(Dataset records)
☆ ☆ ☆
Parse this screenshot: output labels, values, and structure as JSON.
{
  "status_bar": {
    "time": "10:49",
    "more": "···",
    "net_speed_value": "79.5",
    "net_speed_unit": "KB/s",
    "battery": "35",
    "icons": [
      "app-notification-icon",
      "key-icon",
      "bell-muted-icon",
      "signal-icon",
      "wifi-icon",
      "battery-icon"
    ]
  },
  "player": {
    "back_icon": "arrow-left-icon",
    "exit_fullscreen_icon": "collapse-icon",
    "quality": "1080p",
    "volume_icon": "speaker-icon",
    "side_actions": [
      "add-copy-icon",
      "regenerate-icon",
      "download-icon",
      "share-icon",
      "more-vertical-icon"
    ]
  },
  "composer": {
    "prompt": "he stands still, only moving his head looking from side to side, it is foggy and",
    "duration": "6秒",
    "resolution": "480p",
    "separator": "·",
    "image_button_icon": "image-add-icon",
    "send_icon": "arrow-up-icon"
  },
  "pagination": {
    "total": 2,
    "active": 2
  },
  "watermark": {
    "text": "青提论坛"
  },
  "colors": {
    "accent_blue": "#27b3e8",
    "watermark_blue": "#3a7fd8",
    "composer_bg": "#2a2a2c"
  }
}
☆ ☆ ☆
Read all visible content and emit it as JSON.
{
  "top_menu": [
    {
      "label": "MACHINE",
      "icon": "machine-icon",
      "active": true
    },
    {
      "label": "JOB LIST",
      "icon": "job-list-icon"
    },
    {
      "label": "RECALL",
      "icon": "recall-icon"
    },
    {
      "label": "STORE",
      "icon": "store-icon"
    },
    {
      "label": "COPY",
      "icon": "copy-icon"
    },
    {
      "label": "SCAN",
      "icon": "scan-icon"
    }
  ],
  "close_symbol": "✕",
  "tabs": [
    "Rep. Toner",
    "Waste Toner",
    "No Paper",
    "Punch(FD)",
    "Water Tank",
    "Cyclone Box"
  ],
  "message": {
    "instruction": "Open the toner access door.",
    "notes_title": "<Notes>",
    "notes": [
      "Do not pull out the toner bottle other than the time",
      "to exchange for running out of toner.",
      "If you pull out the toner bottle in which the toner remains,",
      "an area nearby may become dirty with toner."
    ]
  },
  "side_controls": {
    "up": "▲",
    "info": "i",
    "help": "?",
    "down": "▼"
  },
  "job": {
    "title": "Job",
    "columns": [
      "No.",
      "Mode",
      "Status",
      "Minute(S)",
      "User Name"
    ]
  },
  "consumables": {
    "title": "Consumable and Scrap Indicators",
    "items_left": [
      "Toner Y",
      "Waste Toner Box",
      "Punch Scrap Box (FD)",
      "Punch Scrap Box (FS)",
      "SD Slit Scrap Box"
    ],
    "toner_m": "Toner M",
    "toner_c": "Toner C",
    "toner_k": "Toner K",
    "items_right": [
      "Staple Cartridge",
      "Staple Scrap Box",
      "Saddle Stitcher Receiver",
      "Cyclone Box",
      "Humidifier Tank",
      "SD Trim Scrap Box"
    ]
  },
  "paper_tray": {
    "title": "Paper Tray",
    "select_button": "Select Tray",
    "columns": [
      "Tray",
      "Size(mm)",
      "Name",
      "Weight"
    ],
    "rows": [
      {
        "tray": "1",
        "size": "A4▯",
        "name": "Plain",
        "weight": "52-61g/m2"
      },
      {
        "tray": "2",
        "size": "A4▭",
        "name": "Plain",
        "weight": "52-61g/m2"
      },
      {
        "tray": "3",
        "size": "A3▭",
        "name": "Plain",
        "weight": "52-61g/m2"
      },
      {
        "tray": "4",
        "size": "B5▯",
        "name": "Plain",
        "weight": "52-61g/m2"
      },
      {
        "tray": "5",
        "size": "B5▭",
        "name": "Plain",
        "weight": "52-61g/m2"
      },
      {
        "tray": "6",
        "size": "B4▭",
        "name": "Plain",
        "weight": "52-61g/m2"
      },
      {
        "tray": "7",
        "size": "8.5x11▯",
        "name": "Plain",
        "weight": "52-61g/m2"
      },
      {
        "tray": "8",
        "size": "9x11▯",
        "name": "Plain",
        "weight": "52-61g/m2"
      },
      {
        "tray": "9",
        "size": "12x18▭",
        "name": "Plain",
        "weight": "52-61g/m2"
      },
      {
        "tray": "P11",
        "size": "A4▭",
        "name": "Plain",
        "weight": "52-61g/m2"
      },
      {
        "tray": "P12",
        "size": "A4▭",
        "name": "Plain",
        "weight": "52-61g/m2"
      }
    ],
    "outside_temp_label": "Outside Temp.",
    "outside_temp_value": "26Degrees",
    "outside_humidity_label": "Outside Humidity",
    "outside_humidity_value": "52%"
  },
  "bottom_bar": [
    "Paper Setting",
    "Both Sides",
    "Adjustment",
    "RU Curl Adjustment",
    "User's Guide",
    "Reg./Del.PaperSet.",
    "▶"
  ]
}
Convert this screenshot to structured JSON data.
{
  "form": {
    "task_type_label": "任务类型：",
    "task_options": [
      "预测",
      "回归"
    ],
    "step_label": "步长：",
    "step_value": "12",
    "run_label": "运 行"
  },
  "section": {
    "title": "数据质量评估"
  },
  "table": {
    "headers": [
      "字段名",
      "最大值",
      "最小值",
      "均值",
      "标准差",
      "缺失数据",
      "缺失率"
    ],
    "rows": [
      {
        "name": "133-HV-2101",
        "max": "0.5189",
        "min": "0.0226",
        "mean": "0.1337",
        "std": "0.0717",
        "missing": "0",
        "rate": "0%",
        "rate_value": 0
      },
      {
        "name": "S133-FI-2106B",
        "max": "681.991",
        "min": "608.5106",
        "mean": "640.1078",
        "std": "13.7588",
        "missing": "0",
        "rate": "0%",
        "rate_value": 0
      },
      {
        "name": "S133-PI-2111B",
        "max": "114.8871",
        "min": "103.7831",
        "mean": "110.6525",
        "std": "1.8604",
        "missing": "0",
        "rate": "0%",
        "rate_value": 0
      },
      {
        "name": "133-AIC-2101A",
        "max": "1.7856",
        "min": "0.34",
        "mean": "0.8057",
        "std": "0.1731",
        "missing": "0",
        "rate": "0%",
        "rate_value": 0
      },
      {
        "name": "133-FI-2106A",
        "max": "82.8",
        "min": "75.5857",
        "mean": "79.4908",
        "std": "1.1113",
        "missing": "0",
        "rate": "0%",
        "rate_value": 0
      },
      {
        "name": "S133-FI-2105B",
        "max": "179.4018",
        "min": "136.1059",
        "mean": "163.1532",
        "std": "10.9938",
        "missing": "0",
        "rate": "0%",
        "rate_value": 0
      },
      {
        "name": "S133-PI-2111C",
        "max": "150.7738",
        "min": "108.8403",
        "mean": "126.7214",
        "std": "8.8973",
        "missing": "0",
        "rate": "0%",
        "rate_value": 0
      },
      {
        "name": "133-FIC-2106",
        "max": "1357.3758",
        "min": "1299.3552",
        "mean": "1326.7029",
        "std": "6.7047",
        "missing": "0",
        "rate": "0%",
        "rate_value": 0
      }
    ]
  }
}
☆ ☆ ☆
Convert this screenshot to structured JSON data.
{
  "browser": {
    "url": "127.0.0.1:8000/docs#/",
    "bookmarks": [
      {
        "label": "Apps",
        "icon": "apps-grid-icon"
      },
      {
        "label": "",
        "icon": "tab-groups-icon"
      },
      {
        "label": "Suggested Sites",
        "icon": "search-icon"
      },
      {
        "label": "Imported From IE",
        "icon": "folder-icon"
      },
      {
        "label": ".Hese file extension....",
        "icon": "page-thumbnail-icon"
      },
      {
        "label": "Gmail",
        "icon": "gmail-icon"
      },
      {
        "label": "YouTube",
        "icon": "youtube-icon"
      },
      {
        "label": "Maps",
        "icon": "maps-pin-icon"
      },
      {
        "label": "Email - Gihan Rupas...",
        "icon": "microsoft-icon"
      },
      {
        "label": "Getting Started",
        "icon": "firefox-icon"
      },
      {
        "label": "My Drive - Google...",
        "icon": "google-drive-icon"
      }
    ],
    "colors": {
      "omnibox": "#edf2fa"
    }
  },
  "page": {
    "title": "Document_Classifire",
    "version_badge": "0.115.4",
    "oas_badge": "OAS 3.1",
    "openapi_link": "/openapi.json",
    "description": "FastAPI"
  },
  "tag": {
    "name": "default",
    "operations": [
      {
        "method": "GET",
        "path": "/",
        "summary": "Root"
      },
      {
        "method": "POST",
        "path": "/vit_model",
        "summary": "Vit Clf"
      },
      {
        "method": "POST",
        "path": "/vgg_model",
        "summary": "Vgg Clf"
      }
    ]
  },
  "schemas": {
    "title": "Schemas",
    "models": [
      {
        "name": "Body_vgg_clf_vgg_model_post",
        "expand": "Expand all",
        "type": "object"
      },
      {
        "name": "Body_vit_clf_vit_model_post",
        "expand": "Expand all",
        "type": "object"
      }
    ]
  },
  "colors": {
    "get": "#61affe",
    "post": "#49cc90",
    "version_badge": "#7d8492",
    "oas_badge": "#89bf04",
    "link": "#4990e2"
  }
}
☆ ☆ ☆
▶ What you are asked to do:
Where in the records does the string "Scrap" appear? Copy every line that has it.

▶ Exercise output:
    "title": "Consumable and Scrap Indicators",
      "Punch Scrap Box (FD)",
      "Punch Scrap Box (FS)",
      "SD Slit Scrap Box"
      "Staple Scrap Box",
      "SD Trim Scrap Box"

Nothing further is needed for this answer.